### Exercise
Except for images, print the whole listing verbatim.

### Input data
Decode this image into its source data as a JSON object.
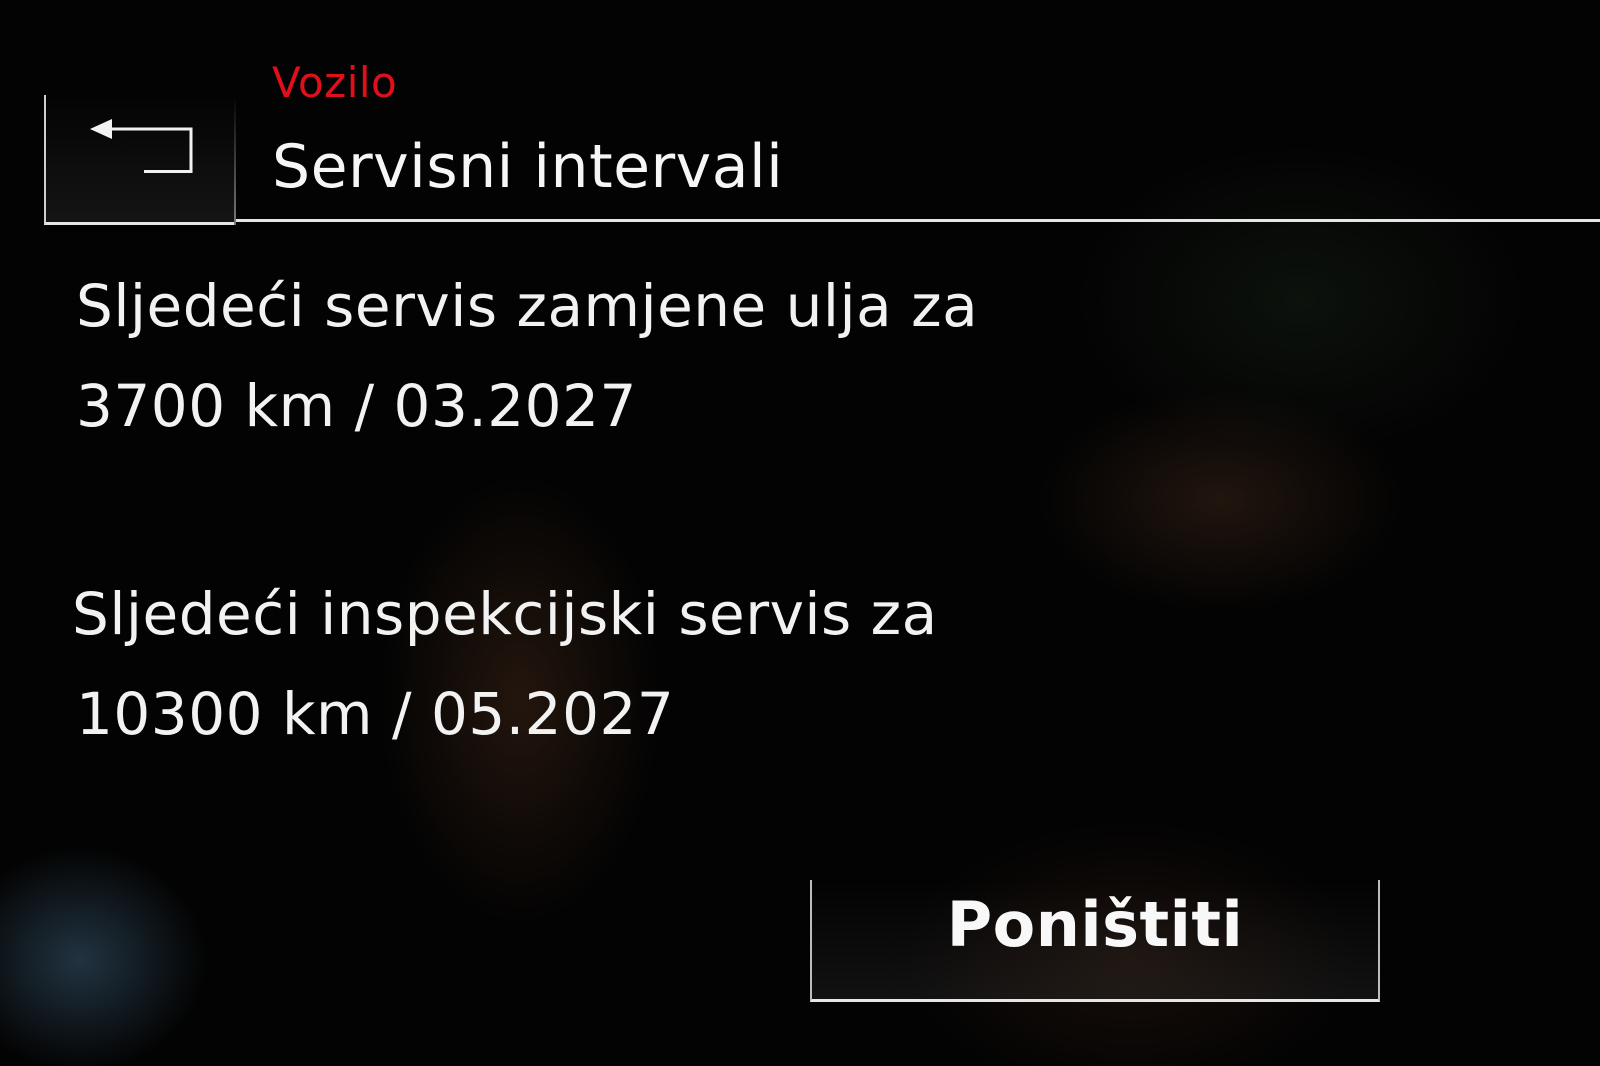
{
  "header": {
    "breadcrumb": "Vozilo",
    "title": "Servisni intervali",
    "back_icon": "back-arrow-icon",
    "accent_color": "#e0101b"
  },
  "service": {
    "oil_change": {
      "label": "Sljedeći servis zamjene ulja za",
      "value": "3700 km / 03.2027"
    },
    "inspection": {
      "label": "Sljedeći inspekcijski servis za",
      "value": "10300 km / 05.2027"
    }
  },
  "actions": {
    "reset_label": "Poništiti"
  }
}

### Expected answer
Decode this image into its source data as a JSON object.
{
  "header": {
    "breadcrumb": "Vozilo",
    "title": "Servisni intervali",
    "back_icon": "back-arrow-icon",
    "accent_color": "#e0101b"
  },
  "service": {
    "oil_change": {
      "label": "Sljedeći servis zamjene ulja za",
      "value": "3700 km / 03.2027"
    },
    "inspection": {
      "label": "Sljedeći inspekcijski servis za",
      "value": "10300 km / 05.2027"
    }
  },
  "actions": {
    "reset_label": "Poništiti"
  }
}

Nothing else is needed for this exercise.